We had to make sure it was safe before coming online again.


Safety comes first, always. As you’d expect.


2. Competitive


After safety comes a rigorous focus on being competitive.


Competitive by focusing on the activities that create the most value.


Competitive by creating efficiencies through better use of technology.


And competitive by increasing margins and decreasing spend.


Easier said than done, I know.


But we know that if you don’t have competitive costs, you don’t stand the test of time.


You don’t last for decades – or even a century.


So, we are focussed on understanding where we spend our money and what good looks like.


That’s how we take care of business.


And taking care of business is also about growth… sustainable growth.


3. Growth


Refineries have a vital job to do today…


Producing the fuels and products that keep America and the world moving, as they’ve done for the last 150 years. 


But at that same time, there is the chance of a lifetime to redefine what refineries do…


That comes with a tremendous opportunity for long-term sustainable growth. 


Let me tell you something about what we’re doing at bp.


Let’s start at Cherry Point. 


Already, it processes around 250,000 barrels of crude oil each day.


Products that US folk rely on.


But as well as that, Cherry Point is producing renewable diesel.


Fuels with lower lifecycle emissions than traditional fuels.


We’re doing that through the production of biofuels, partly through something called ‘co-processing.’


As many of you will know…


In co-processing, the refinery uses conventional crude oil alongside ingredients like food waste and beef tallow to produce a blended fuel. 


It’s one of the most efficient ways to reduce a fuel’s lifecycle emissions.


In fact, co-processed renewable diesel can reduce the fuel’s carbon intensity by up to 30% compared with regular, fossil fuel-created diesel.  


Cherry Point is a shining example of bp’s strategy to transition from an international oil company to an integrated energy company.


Able to offer a range of solutions to customers.


And just like in America, this transformation is taking shape across our global sites. 


Over in the Netherlands, our Rotterdam refinery has a long legacy of providing much-needed hydrocarbons across Europe. 


bp has been in the country for 70 years.


And our refinery is one of the largest in Western Europe, processing 400,000 barrels of oil every single day.


Alongside the hydrocarbon production, Rotterdam has been co-processing bio feedstocks since 2017.


The result of which has seen a reduction in the carbon intensity of the site. 


The Rotterdam refinery is also well located…

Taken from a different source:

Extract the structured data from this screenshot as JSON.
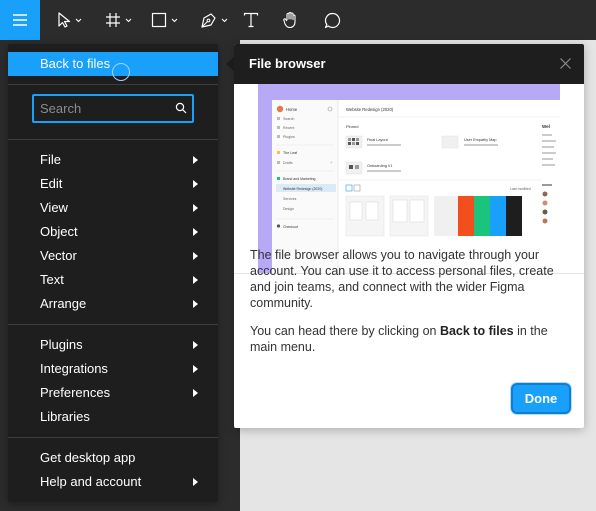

Located to connect to future infrastructure in the Netherlands for hydrogen and CO2 capture.


Creating even more low-carbon options.


The examples in Rotterdam and at Cherry Point, are refineries that are on their way to becoming – what we call - integrated energy hubs.


These will be, in essence, refineries that offer a range of solutions to meet customer demand. 



Let me finish up by going back to Mr Johnson’s letter. 


50 years ago, he wrote about refineries being good at adapting.


He called it our heritage.


He said, the encouraging thing is that the human mind and spirit always refuse to be defeated by problems.


That is so true - even more so today when we need to adapt even more.


Not just adapt... but change. 


We talk about redefining refining at bp.


The world wants and needs more and more lower carbon fuels - and refineries can deliver on that.


At the same time, they are vital to keeping the world moving with the fuels and products it needs today.


It’s exactly what we are doing at bp.


Redefining refineries to create new businesses in biofuels, hydrogen and other low carbon solutions.


And in so doing, we are…


Growing the role refineries play in the energy transition…


… and a more sustainable energy system of the future.


Growing the opportunities to keep refineries at the heart of the community…


… powering the economy and providing great jobs for good, hard-working people.


And we are also growing the value of bp…


… as we invest in the energy system of today, while helping build the system of tomorrow.


I hope that would be a legacy that Mr Johnsen – and the refiners before him - would be proud of.


Thank you for listening.